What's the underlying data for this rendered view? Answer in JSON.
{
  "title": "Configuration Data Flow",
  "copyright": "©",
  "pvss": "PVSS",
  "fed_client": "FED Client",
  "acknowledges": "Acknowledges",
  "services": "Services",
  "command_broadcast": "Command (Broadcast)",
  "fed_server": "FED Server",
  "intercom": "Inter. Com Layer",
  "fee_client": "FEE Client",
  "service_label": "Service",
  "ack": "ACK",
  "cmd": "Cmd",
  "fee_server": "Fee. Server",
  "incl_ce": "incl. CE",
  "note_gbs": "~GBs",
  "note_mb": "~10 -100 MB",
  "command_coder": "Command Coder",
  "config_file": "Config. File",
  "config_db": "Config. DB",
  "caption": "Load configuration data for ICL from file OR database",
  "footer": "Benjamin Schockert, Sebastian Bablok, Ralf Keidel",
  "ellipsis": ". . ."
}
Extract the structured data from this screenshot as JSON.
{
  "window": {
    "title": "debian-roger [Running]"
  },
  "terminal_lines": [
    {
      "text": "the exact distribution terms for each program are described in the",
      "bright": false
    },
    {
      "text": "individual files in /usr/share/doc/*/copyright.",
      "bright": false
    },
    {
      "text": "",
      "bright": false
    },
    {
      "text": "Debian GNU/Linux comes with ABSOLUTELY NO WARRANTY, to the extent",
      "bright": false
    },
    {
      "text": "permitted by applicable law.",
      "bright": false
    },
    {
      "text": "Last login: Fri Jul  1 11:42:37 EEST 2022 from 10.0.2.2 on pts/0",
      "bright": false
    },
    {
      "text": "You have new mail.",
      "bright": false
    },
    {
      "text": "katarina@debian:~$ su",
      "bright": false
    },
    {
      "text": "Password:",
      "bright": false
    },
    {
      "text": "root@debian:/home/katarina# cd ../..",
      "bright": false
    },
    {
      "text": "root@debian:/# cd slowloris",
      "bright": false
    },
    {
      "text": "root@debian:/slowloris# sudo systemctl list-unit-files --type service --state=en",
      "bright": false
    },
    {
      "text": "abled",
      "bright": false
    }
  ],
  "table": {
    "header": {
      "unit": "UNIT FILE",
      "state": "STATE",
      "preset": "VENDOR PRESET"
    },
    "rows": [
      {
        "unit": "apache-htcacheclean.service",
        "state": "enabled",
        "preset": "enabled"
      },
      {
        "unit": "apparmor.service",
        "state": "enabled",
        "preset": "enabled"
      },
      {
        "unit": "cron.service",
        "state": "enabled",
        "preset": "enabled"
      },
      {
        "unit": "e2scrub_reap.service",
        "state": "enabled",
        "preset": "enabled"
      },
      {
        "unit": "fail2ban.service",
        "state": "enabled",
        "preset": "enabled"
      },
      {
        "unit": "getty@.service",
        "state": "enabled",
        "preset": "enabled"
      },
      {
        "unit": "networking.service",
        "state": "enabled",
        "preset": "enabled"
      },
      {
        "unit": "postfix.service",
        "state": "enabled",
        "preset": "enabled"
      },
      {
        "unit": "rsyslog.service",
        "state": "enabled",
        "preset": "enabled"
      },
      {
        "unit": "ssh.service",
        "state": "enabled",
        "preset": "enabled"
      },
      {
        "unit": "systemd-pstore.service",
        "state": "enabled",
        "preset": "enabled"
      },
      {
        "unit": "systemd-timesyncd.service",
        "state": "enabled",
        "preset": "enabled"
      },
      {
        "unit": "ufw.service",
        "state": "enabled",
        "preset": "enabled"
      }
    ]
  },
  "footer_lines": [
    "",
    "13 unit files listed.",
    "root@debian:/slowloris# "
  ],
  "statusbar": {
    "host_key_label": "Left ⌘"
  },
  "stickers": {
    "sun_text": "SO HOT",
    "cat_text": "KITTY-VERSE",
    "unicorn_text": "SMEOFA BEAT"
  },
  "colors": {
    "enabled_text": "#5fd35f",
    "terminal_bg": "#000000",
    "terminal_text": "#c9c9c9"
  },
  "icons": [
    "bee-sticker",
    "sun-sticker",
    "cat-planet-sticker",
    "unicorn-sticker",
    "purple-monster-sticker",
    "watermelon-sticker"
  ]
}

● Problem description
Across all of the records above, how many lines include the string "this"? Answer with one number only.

● Finished task
2